- What to produce: Each entry is to be printed again word for word.

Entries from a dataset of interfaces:
————————
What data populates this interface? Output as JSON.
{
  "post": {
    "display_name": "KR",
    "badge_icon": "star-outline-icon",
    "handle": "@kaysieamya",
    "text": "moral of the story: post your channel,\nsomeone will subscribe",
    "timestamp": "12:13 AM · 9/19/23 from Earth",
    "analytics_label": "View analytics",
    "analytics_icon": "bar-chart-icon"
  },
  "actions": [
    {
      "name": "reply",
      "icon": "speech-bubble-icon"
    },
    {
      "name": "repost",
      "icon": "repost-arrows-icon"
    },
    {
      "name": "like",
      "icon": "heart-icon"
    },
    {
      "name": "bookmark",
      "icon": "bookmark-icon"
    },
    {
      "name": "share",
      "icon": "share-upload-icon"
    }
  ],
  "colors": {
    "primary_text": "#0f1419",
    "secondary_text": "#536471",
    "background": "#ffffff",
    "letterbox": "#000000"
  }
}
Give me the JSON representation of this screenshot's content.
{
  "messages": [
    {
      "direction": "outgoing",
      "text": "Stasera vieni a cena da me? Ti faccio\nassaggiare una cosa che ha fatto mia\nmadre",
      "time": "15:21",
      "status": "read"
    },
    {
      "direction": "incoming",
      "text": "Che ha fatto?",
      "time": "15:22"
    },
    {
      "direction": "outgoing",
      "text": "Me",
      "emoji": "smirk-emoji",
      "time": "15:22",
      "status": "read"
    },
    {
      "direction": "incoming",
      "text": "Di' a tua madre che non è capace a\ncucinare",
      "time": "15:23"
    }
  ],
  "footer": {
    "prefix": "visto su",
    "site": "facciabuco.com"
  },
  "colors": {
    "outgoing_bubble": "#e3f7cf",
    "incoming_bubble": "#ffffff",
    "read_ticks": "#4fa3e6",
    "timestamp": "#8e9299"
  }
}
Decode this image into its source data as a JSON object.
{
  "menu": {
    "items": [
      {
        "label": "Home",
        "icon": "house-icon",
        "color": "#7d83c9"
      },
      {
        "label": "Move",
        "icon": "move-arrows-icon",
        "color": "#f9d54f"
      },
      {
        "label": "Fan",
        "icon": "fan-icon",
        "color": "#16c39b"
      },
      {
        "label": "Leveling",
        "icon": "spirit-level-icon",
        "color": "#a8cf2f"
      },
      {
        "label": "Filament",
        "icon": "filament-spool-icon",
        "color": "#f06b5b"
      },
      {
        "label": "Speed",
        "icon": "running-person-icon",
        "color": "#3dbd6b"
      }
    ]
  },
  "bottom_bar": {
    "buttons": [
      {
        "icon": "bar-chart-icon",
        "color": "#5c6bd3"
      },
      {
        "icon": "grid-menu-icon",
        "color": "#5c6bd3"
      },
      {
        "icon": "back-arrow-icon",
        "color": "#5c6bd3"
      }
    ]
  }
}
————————
- Exercise response:
What data populates this interface? Output as JSON.
{
  "post": {
    "display_name": "KR",
    "badge_icon": "star-outline-icon",
    "handle": "@kaysieamya",
    "text": "moral of the story: post your channel,\nsomeone will subscribe",
    "timestamp": "12:13 AM · 9/19/23 from Earth",
    "analytics_label": "View analytics",
    "analytics_icon": "bar-chart-icon"
  },
  "actions": [
    {
      "name": "reply",
      "icon": "speech-bubble-icon"
    },
    {
      "name": "repost",
      "icon": "repost-arrows-icon"
    },
    {
      "name": "like",
      "icon": "heart-icon"
    },
    {
      "name": "bookmark",
      "icon": "bookmark-icon"
    },
    {
      "name": "share",
      "icon": "share-upload-icon"
    }
  ],
  "colors": {
    "primary_text": "#0f1419",
    "secondary_text": "#536471",
    "background": "#ffffff",
    "letterbox": "#000000"
  }
}
Give me the JSON representation of this screenshot's content.
{
  "messages": [
    {
      "direction": "outgoing",
      "text": "Stasera vieni a cena da me? Ti faccio\nassaggiare una cosa che ha fatto mia\nmadre",
      "time": "15:21",
      "status": "read"
    },
    {
      "direction": "incoming",
      "text": "Che ha fatto?",
      "time": "15:22"
    },
    {
      "direction": "outgoing",
      "text": "Me",
      "emoji": "smirk-emoji",
      "time": "15:22",
      "status": "read"
    },
    {
      "direction": "incoming",
      "text": "Di' a tua madre che non è capace a\ncucinare",
      "time": "15:23"
    }
  ],
  "footer": {
    "prefix": "visto su",
    "site": "facciabuco.com"
  },
  "colors": {
    "outgoing_bubble": "#e3f7cf",
    "incoming_bubble": "#ffffff",
    "read_ticks": "#4fa3e6",
    "timestamp": "#8e9299"
  }
}
Decode this image into its source data as a JSON object.
{
  "menu": {
    "items": [
      {
        "label": "Home",
        "icon": "house-icon",
        "color": "#7d83c9"
      },
      {
        "label": "Move",
        "icon": "move-arrows-icon",
        "color": "#f9d54f"
      },
      {
        "label": "Fan",
        "icon": "fan-icon",
        "color": "#16c39b"
      },
      {
        "label": "Leveling",
        "icon": "spirit-level-icon",
        "color": "#a8cf2f"
      },
      {
        "label": "Filament",
        "icon": "filament-spool-icon",
        "color": "#f06b5b"
      },
      {
        "label": "Speed",
        "icon": "running-person-icon",
        "color": "#3dbd6b"
      }
    ]
  },
  "bottom_bar": {
    "buttons": [
      {
        "icon": "bar-chart-icon",
        "color": "#5c6bd3"
      },
      {
        "icon": "grid-menu-icon",
        "color": "#5c6bd3"
      },
      {
        "icon": "back-arrow-icon",
        "color": "#5c6bd3"
      }
    ]
  }
}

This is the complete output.